You can customize your installation by using a custom values.yaml file, given with the parameter -f my-config.yaml.

For example:

> helm install --namespace octoperf kraken octoperf/kraken --version 1.0.2 -f config.yaml
NAME: kraken
LAST DEPLOYED: Mon Jan 27 17:21:02 2020
NAMESPACE: octoperf
STATUS: deployed
REVISION: 1
NOTES:
...

The content of the custom configuration file depends on what you want to edit. Please check the configuration section of the Readme for more information.

Note

The grafana.persistence.existingClaim entry is mandatory in a custom .yaml when upgrading Kraken in order the tell the Grafana Helm dependency to re-use the existing PVC: helm upgrade -f config.yaml --namespace octoperf kraken octoperf/kraken --version 1.0.2 --force

grafana:
  persistence:
    existingClaim: kraken-grafana

Following are some configuration samples to:

License Setup

Contact sales@octoperf.com to get a multi-hosts license for Kraken Kubernetes.

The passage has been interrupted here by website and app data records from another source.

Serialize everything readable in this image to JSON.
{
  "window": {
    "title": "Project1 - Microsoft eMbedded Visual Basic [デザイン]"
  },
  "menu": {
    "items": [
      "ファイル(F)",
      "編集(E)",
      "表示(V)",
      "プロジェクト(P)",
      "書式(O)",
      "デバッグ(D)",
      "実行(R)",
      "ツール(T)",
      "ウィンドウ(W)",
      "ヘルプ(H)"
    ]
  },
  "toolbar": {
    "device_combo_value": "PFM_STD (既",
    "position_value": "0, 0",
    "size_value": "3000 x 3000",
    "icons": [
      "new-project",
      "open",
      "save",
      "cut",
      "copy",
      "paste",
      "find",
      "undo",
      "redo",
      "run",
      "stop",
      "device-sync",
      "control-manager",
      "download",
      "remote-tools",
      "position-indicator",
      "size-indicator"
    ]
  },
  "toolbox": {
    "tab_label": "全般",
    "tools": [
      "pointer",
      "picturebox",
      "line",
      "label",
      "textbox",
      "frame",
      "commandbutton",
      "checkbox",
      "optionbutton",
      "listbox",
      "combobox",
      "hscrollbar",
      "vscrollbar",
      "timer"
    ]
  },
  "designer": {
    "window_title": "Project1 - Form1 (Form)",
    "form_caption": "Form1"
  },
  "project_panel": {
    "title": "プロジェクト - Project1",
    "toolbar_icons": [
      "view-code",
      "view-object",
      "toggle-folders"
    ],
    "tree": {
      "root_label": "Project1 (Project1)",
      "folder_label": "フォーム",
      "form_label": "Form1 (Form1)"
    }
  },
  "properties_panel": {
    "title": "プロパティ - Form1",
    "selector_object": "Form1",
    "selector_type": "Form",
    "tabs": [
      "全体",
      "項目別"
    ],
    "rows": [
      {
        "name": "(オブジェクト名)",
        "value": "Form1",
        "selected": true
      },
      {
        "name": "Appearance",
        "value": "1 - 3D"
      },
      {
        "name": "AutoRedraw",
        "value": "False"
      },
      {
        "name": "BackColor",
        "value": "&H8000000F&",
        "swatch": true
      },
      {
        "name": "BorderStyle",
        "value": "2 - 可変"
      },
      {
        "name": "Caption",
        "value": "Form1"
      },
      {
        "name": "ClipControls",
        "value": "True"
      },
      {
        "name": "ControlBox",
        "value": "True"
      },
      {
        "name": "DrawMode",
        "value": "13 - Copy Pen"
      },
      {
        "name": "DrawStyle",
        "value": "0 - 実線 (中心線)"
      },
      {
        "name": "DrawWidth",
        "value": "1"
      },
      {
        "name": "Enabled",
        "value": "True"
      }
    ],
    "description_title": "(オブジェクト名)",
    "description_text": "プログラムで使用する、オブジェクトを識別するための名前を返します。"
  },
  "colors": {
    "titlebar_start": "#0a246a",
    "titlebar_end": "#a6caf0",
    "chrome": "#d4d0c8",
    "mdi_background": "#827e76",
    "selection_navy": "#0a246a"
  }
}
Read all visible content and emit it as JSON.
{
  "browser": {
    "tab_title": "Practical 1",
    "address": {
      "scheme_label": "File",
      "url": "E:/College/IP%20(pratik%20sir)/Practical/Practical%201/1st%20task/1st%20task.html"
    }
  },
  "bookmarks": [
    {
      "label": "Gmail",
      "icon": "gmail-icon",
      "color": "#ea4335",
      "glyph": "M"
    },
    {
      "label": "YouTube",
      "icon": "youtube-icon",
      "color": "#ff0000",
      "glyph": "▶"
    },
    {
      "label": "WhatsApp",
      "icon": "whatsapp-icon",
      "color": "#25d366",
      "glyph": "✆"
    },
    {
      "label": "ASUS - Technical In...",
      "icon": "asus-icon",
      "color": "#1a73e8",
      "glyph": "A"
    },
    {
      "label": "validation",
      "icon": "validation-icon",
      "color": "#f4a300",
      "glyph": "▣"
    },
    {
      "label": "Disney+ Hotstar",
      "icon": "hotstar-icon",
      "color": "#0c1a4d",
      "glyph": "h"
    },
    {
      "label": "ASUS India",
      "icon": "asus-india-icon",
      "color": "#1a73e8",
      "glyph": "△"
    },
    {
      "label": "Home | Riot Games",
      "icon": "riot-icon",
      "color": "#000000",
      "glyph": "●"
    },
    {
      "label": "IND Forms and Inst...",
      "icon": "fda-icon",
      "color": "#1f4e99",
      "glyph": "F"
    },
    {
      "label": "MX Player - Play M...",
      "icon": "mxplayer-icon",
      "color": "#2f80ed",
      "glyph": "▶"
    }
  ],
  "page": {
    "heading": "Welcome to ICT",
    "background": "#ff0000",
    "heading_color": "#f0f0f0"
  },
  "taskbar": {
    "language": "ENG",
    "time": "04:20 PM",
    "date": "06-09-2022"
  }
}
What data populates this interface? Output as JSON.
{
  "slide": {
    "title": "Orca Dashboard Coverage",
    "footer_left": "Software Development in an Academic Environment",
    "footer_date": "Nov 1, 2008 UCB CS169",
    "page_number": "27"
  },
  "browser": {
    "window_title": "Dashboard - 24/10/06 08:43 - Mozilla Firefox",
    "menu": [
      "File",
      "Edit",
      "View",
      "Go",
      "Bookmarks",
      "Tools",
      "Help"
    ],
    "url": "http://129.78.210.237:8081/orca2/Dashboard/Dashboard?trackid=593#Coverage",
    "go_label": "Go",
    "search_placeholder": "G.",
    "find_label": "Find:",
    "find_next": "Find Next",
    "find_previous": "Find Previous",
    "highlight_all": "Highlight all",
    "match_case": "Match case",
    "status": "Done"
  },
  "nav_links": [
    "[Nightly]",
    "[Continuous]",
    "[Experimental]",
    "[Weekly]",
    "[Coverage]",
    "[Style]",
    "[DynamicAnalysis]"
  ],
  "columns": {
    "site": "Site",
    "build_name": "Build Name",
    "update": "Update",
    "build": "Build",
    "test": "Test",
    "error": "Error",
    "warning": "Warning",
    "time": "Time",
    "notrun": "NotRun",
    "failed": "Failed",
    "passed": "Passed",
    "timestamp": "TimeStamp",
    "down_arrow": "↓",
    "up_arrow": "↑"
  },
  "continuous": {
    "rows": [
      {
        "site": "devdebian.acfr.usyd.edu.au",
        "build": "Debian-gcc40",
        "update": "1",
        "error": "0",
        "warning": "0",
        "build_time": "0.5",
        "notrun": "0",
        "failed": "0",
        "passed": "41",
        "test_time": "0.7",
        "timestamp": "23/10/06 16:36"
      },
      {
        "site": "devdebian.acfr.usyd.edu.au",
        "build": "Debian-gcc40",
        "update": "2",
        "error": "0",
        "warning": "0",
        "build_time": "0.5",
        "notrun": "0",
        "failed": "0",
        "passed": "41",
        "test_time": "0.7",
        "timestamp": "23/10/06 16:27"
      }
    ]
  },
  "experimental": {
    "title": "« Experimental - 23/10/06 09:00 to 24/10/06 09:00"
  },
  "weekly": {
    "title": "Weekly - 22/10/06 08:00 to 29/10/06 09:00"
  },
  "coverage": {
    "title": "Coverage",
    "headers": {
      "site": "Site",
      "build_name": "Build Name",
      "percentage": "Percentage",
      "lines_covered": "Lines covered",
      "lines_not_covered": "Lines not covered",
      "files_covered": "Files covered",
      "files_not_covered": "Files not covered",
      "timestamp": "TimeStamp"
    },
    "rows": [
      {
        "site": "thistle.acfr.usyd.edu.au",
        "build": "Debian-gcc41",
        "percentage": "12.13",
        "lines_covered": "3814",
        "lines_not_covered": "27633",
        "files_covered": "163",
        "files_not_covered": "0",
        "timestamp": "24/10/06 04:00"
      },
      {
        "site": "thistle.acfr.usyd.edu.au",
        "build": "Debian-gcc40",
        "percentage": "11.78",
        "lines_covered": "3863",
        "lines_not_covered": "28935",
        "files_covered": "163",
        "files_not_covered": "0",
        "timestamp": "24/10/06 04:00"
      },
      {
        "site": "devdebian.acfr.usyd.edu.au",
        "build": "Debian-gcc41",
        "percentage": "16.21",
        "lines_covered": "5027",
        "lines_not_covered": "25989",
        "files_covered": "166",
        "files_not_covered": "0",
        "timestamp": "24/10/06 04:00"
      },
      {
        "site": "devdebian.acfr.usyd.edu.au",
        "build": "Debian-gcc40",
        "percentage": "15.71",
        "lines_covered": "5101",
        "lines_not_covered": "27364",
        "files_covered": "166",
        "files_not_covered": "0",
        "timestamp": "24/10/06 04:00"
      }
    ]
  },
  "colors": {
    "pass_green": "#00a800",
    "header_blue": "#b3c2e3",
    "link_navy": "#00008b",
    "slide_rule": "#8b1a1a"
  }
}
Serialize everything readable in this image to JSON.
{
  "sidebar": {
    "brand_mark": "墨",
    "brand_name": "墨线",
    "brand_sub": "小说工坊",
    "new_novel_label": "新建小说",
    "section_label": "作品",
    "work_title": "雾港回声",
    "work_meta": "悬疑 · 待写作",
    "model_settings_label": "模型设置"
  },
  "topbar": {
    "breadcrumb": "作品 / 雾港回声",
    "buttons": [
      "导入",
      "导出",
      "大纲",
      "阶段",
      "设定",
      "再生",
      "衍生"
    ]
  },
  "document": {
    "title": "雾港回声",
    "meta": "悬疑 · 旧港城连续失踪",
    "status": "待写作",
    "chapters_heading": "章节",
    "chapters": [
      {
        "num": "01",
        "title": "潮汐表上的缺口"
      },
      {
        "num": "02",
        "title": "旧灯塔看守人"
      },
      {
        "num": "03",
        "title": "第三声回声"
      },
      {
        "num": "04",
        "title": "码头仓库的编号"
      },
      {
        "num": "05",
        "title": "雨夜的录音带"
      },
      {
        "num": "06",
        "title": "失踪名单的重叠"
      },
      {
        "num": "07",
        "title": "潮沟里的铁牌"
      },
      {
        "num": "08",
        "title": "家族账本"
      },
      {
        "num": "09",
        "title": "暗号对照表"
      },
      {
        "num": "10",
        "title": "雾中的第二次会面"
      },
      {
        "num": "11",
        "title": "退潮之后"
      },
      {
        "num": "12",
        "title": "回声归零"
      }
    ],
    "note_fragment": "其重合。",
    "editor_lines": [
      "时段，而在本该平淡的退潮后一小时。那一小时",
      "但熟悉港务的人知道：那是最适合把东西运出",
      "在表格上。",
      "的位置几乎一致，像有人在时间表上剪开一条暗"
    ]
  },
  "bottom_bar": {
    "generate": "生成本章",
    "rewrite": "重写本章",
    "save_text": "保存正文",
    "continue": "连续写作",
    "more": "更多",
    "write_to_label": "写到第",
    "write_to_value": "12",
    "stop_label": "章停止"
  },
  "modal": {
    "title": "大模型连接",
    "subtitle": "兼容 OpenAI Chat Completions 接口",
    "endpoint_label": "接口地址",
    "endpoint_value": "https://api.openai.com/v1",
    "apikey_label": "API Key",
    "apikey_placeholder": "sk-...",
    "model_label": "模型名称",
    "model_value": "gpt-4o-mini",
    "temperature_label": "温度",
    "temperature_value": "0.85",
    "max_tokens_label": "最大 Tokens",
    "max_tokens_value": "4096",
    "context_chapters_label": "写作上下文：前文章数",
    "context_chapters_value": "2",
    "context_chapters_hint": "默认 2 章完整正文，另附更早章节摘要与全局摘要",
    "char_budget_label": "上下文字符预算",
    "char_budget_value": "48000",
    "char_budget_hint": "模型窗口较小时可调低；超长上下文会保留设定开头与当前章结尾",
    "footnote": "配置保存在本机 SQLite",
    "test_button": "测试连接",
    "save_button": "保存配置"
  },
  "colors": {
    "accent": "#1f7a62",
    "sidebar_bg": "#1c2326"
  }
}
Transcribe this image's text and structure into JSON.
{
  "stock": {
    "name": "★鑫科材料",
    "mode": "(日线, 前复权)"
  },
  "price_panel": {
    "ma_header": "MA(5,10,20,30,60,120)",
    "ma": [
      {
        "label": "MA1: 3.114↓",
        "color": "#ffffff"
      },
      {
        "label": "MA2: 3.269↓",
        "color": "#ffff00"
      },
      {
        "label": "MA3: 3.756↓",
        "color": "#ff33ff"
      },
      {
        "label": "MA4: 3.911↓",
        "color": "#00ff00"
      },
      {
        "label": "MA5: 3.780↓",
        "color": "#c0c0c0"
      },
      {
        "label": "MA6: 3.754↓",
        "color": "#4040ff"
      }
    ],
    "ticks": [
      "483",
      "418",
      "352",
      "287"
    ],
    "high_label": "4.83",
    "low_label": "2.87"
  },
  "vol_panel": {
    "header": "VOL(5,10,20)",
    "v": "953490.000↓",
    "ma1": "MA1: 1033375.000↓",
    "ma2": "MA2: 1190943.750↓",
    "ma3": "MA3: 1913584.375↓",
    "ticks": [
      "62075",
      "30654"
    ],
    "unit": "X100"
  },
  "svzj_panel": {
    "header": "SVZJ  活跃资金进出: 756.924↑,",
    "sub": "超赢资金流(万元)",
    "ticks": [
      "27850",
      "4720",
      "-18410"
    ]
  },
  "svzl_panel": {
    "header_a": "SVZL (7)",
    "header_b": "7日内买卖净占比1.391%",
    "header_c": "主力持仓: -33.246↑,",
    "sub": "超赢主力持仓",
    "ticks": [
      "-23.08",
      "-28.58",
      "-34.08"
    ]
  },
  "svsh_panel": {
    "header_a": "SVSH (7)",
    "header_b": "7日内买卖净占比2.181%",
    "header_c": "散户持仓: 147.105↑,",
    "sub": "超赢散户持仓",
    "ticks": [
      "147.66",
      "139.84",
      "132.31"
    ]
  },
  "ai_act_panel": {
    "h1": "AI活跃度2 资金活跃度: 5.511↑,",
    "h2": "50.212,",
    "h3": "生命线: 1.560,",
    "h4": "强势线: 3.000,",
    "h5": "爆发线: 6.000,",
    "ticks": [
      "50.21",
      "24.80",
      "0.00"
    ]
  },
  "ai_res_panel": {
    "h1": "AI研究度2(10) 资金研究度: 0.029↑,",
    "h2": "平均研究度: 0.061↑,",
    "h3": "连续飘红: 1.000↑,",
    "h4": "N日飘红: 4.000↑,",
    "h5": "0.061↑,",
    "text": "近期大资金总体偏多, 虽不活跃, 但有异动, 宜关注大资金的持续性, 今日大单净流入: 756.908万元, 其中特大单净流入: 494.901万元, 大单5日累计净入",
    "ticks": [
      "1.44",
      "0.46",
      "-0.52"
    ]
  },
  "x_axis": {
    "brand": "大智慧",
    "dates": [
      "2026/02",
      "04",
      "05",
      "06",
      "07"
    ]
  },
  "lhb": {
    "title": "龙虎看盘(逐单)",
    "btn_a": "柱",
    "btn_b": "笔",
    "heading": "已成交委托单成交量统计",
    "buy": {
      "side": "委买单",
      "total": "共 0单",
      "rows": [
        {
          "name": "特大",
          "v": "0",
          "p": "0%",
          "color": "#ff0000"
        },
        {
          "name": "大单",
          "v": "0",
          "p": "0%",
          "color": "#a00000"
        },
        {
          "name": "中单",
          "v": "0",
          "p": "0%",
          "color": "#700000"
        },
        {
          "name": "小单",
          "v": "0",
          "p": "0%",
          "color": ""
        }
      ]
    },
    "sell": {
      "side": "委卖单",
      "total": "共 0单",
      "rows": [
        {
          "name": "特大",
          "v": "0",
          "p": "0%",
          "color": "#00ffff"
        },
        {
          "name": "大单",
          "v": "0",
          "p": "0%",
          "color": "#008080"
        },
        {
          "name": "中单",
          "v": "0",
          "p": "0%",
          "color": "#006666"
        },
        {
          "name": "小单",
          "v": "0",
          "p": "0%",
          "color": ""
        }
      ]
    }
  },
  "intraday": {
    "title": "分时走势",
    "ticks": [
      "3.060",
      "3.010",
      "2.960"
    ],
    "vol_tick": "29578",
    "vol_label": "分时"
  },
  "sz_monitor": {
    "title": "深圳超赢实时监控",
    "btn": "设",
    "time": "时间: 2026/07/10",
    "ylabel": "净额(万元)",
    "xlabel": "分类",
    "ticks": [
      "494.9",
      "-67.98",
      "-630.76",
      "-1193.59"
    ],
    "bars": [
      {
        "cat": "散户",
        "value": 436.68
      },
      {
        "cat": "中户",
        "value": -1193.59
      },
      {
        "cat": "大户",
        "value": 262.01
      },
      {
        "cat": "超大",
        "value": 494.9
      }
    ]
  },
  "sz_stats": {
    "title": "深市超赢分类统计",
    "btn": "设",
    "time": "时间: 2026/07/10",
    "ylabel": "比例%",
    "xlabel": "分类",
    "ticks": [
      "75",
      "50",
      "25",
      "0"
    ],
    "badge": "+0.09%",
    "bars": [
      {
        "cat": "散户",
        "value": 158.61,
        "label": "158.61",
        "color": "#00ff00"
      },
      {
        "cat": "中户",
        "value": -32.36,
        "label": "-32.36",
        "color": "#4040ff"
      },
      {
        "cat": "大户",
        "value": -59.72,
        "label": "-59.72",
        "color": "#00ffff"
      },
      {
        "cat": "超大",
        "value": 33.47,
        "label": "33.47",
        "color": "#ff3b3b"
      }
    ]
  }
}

Create a config.yaml file with the following content to setup a license file:

backend:
  licenseFile: |
    # kraken community 2.0.0 community License (id: 1574693532324)
    8445f5f44c7f964b642a2a0368575854024639480c355888492744416ed0
    [Full content of your license.l4j file]
    9d715369689d53150569

Warning

For an existing installation, you need to remove the existing license configuration from your cluster: kubectl delete configmap -n octoperf kraken-backend-license

Upgrade your Kraken Helm chart with this configuration:

helm upgrade -f config.yaml --namespace octoperf kraken octoperf/kraken --version 1.0.0 --force

List all Kraken Pods:

> kubectl get pods -n octoperf
NAME                                        READY   STATUS            RESTARTS   AGE
kraken-administration-ui-677646ff64-5clw9   1/1     Running           0          69s
kraken-analysis-84db7d9685-qrr8q            1/1     Running           0          69s
kraken-documentation-857745cf65-v5np9       1/1     Running           0          69s
kraken-gatling-ui-77bbbffb96-xq5zw          1/1     Running           0          69s
kraken-grafana-7bd6fc9b7f-9nlcx             1/1     Running           0          69s
kraken-influxdb-0                           1/1     Running           0          69s
kraken-runtime-94c44fc48-ccr8x              1/1     Running           0          69s
kraken-static-65dd85c6b5-gh8rc              1/1     Running           0          69s
kraken-storage-7687bb8dcd-vxssq             1/1     Running           0          69s

Display logs for the Runtime backend container:

> kubectl logs kraken-runtime-94c44fc48-ccr8x -n octoperf
HOME=/home/kraken
JAVA_OPTS=-Xmx256m
[...]
2020-01-23 18:11:42.423  INFO 8 --- [           main] com.kraken.u                             : Your license allows you to run tasks on 10 host(s)
[...]
2020-01-23 18:11:43.574  INFO 8 --- [           main] com.kraken.Application                   : Started Application in 5.137 seconds (JVM running for 5.675)

The license capacity is displayed in the server startup logs.

Uninstall

The following procedure explains how to uninstall Kraken from an existing Kubernetes cluster:

  1. Delete the Kraken Helm chart helm delete kraken --namespace octoperf,
  2. Delete the OctoPerf namespace kubectl delete namespace octoperf.